    Accepted Offer
  8.  

    Specialist, Relay for Life Interview

    Anonymous Interview Candidate
    Anonymous Interview Candidate
    Application Details

    I applied online – interviewed at American Cancer Society.

    Interview Details

    I was contacted via email for a phone interview. The interviewer called over an hour early, I asked to call her back in 10 or so minutes (so I could leave work and be in a quiet location), but she didn't answer. I left a message, and she called me back after about 20 minutes. The interview consisted of quite a few "what would you do if...." questions, and took about an hour. She said that I would receive contact from the hiring manager whether they were interested or not (which I appreciate!), but I didn't hear back. I assume they were not interested.

    Interview Questions
    • If a volunteer came to you and was upset that a family member had just been diagnosed with cancer, how would you react to this?   Answer Question
    No Offer
    Difficult Interview
  9.  

    Specialist, Relay for Life Interview

    Anonymous Interview Candidate
    Anonymous Interview Candidate
    Application Details

    I applied online. The process took 6 weeksinterviewed at American Cancer Society in September 2013.

    Interview Details

    Applied online. Process lasted approximately 6 weeks. Only 1 interview. I was brought in for an interview, but then told I didn't have enough experience for the job.

    Interview Questions
    • Asked questions about the organization, their mission, and the specific event.   Answer Question
    No Offer
    Negative Experience
    Average Interview
  10.  

    Specialist, Relay for Life Interview

    Anonymous Interview Candidate
    Anonymous Interview Candidate
    Application Details

    I applied online. The process took 4 weeksinterviewed at American Cancer Society.

    Interview Details

    Basic interview process. Initial screening through national office then sent to local office. Went through my resume line by line, asking how each individual experience / job related to working with ACS. Be prepared for almost no negotiation on salary, as they're determined to save as much money paying lower level employees to pad executive salaries.

    Negotiation Details
    No negotiation. They paid the minimum possible and would not budge.
    Accepted Offer
    Neutral Experience
    Easy Interview

Work at American Cancer Society? Share Your Experiences

American Cancer Society

 
Click to Rate
or

The difficulty rating is the average interview difficulty rating across all interview candidates.

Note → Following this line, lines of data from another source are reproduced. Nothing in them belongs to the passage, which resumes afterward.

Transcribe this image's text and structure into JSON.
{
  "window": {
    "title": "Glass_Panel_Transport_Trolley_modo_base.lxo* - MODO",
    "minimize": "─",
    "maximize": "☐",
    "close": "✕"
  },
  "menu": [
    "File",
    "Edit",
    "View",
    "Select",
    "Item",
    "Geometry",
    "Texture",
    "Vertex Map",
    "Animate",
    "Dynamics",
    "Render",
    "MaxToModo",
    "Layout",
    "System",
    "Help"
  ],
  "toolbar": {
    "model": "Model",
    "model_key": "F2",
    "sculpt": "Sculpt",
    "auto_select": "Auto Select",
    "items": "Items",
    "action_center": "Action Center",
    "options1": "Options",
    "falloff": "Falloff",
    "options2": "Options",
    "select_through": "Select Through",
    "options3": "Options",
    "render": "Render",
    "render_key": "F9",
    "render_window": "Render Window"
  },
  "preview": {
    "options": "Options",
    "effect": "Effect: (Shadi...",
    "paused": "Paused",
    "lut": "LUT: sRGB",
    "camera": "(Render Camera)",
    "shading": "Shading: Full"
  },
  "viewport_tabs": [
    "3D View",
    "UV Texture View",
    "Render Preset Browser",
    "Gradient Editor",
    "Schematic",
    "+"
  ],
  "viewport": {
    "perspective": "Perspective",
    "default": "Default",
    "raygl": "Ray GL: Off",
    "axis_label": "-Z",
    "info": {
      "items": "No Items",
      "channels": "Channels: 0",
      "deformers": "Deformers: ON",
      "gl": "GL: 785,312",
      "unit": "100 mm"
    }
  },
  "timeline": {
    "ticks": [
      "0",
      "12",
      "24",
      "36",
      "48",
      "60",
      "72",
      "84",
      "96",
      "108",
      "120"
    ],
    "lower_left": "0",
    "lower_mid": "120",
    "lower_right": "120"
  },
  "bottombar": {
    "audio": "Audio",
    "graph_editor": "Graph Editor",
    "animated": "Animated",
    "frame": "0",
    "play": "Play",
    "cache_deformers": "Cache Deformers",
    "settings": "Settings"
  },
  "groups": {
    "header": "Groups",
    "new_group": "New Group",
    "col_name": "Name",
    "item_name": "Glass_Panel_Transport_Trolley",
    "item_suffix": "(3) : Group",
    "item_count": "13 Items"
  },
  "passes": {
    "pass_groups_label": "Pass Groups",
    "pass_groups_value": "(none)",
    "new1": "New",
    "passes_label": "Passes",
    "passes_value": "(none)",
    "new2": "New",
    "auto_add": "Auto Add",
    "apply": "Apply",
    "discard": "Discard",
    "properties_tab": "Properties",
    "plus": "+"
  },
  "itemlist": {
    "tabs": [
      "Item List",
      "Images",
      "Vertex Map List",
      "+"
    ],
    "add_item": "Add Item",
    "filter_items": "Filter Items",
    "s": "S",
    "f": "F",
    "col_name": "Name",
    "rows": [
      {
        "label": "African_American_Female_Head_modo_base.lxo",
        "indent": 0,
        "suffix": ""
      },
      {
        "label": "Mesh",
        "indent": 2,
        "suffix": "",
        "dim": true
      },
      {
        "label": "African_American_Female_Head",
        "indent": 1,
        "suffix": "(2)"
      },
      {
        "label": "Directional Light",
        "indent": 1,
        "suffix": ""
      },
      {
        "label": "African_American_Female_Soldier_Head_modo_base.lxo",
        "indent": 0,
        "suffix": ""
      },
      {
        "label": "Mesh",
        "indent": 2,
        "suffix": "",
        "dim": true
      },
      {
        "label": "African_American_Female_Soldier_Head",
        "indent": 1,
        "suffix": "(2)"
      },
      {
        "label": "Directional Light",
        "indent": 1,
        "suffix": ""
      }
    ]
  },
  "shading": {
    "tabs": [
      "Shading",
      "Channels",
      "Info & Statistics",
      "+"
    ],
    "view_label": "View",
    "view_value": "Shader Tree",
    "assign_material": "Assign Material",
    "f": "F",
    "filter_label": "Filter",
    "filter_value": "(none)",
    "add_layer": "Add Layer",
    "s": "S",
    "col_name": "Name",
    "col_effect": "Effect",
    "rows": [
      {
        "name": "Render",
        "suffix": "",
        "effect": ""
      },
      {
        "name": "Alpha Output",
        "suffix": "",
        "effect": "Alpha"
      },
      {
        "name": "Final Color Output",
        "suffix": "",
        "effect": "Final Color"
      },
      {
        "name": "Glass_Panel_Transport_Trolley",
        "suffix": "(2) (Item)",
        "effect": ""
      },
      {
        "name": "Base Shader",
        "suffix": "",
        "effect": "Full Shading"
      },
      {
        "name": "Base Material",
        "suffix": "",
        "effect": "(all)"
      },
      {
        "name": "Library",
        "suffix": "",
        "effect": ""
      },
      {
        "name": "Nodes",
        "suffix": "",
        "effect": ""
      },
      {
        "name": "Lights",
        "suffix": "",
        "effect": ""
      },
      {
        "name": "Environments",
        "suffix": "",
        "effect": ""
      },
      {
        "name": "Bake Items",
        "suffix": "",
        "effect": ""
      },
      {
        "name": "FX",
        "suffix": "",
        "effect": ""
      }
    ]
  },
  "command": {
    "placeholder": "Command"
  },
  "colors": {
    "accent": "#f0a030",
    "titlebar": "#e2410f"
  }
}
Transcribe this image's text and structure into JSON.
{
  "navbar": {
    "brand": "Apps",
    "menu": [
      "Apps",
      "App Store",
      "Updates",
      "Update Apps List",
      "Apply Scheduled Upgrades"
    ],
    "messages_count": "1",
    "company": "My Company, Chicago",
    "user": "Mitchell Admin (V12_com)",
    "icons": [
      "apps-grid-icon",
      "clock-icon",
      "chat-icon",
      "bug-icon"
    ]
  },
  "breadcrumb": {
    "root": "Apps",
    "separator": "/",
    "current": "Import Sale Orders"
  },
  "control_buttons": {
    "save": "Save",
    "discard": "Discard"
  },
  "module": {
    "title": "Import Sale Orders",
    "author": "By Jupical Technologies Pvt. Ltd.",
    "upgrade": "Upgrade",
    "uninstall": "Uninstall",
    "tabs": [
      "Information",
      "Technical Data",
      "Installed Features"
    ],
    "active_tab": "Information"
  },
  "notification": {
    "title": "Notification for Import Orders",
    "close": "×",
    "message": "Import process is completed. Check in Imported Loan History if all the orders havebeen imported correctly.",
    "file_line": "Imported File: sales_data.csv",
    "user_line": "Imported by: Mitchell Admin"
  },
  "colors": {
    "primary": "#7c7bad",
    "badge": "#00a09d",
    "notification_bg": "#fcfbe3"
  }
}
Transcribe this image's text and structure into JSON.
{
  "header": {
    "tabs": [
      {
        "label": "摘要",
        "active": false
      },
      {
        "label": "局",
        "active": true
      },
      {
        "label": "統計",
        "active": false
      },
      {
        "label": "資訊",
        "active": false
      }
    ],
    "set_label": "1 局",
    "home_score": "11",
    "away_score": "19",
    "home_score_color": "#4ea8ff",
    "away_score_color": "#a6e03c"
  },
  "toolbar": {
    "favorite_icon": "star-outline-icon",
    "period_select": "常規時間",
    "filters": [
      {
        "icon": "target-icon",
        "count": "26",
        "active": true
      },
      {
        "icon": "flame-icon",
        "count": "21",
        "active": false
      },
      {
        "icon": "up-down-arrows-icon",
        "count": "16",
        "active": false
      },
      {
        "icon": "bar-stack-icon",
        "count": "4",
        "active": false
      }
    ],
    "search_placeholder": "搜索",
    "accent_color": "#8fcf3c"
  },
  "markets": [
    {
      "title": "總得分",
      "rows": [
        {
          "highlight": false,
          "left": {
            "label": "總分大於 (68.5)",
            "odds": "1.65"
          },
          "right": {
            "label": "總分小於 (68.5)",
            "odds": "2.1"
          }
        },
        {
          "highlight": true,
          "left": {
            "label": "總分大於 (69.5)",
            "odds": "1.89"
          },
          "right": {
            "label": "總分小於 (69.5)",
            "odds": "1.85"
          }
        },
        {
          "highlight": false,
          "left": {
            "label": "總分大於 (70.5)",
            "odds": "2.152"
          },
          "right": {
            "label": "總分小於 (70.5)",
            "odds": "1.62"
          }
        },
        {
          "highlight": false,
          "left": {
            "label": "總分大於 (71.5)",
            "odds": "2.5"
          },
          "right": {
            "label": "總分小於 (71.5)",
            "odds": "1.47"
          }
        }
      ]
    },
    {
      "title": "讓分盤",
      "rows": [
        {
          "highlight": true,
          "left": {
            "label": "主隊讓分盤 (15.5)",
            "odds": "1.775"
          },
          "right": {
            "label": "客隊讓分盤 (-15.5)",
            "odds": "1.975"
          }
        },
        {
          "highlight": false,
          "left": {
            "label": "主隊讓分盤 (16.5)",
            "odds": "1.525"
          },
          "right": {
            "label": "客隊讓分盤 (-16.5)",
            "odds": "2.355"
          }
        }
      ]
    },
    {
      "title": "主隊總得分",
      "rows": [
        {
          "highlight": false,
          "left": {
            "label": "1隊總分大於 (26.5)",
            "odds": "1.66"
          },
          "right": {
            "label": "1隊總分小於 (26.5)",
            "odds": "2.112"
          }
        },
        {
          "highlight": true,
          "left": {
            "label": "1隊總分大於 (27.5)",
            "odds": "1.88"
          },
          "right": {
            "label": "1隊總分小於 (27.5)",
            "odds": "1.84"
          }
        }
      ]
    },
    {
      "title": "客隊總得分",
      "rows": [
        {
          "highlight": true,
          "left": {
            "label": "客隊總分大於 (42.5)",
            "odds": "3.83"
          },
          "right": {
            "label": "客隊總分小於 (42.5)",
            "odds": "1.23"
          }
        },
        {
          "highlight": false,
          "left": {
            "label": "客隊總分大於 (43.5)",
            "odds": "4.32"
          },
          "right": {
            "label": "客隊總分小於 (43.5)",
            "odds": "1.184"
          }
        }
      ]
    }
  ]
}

The interview experience is the percentage of all interview candidates that said their interview experience was positive, neutral, or negative.

Your response will be removed from the review – this cannot be undone.